• **Entries provided**
######

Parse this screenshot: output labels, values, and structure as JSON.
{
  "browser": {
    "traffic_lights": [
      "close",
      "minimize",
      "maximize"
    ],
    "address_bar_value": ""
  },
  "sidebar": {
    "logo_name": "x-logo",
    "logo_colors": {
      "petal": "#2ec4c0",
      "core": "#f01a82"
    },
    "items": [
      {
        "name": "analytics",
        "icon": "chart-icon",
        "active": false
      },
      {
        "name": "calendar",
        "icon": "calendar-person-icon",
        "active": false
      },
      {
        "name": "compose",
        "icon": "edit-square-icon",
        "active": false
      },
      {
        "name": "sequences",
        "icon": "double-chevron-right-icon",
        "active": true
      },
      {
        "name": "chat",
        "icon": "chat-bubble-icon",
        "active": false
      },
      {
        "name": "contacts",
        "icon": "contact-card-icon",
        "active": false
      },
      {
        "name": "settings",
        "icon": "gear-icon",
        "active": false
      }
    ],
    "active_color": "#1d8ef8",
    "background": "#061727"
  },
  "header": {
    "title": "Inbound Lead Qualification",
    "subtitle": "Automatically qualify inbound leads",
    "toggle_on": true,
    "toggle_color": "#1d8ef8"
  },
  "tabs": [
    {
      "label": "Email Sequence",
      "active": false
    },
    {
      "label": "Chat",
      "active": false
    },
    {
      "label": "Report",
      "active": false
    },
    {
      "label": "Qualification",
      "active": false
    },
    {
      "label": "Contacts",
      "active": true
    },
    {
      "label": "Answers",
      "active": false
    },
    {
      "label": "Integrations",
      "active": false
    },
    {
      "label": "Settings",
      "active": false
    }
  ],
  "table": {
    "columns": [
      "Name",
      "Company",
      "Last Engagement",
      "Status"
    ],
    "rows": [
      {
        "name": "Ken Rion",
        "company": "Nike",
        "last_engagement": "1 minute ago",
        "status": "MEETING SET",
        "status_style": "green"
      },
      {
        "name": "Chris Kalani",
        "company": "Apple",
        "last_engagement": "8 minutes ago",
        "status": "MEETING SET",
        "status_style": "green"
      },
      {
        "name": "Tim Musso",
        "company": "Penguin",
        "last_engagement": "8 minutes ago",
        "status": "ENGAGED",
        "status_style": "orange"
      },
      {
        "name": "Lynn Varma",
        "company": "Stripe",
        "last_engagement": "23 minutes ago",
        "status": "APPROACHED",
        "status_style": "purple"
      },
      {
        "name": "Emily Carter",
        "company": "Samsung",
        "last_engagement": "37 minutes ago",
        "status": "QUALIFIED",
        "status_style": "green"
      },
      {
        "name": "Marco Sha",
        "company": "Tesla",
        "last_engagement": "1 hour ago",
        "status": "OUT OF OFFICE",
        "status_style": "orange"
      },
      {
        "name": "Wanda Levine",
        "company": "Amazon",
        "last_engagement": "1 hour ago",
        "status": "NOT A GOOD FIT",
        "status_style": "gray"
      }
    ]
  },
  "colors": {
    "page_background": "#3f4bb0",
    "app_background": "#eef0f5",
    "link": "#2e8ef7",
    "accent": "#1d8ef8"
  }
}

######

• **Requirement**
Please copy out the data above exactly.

• **Result**
Parse this screenshot: output labels, values, and structure as JSON.
{
  "browser": {
    "traffic_lights": [
      "close",
      "minimize",
      "maximize"
    ],
    "address_bar_value": ""
  },
  "sidebar": {
    "logo_name": "x-logo",
    "logo_colors": {
      "petal": "#2ec4c0",
      "core": "#f01a82"
    },
    "items": [
      {
        "name": "analytics",
        "icon": "chart-icon",
        "active": false
      },
      {
        "name": "calendar",
        "icon": "calendar-person-icon",
        "active": false
      },
      {
        "name": "compose",
        "icon": "edit-square-icon",
        "active": false
      },
      {
        "name": "sequences",
        "icon": "double-chevron-right-icon",
        "active": true
      },
      {
        "name": "chat",
        "icon": "chat-bubble-icon",
        "active": false
      },
      {
        "name": "contacts",
        "icon": "contact-card-icon",
        "active": false
      },
      {
        "name": "settings",
        "icon": "gear-icon",
        "active": false
      }
    ],
    "active_color": "#1d8ef8",
    "background": "#061727"
  },
  "header": {
    "title": "Inbound Lead Qualification",
    "subtitle": "Automatically qualify inbound leads",
    "toggle_on": true,
    "toggle_color": "#1d8ef8"
  },
  "tabs": [
    {
      "label": "Email Sequence",
      "active": false
    },
    {
      "label": "Chat",
      "active": false
    },
    {
      "label": "Report",
      "active": false
    },
    {
      "label": "Qualification",
      "active": false
    },
    {
      "label": "Contacts",
      "active": true
    },
    {
      "label": "Answers",
      "active": false
    },
    {
      "label": "Integrations",
      "active": false
    },
    {
      "label": "Settings",
      "active": false
    }
  ],
  "table": {
    "columns": [
      "Name",
      "Company",
      "Last Engagement",
      "Status"
    ],
    "rows": [
      {
        "name": "Ken Rion",
        "company": "Nike",
        "last_engagement": "1 minute ago",
        "status": "MEETING SET",
        "status_style": "green"
      },
      {
        "name": "Chris Kalani",
        "company": "Apple",
        "last_engagement": "8 minutes ago",
        "status": "MEETING SET",
        "status_style": "green"
      },
      {
        "name": "Tim Musso",
        "company": "Penguin",
        "last_engagement": "8 minutes ago",
        "status": "ENGAGED",
        "status_style": "orange"
      },
      {
        "name": "Lynn Varma",
        "company": "Stripe",
        "last_engagement": "23 minutes ago",
        "status": "APPROACHED",
        "status_style": "purple"
      },
      {
        "name": "Emily Carter",
        "company": "Samsung",
        "last_engagement": "37 minutes ago",
        "status": "QUALIFIED",
        "status_style": "green"
      },
      {
        "name": "Marco Sha",
        "company": "Tesla",
        "last_engagement": "1 hour ago",
        "status": "OUT OF OFFICE",
        "status_style": "orange"
      },
      {
        "name": "Wanda Levine",
        "company": "Amazon",
        "last_engagement": "1 hour ago",
        "status": "NOT A GOOD FIT",
        "status_style": "gray"
      }
    ]
  },
  "colors": {
    "page_background": "#3f4bb0",
    "app_background": "#eef0f5",
    "link": "#2e8ef7",
    "accent": "#1d8ef8"
  }
}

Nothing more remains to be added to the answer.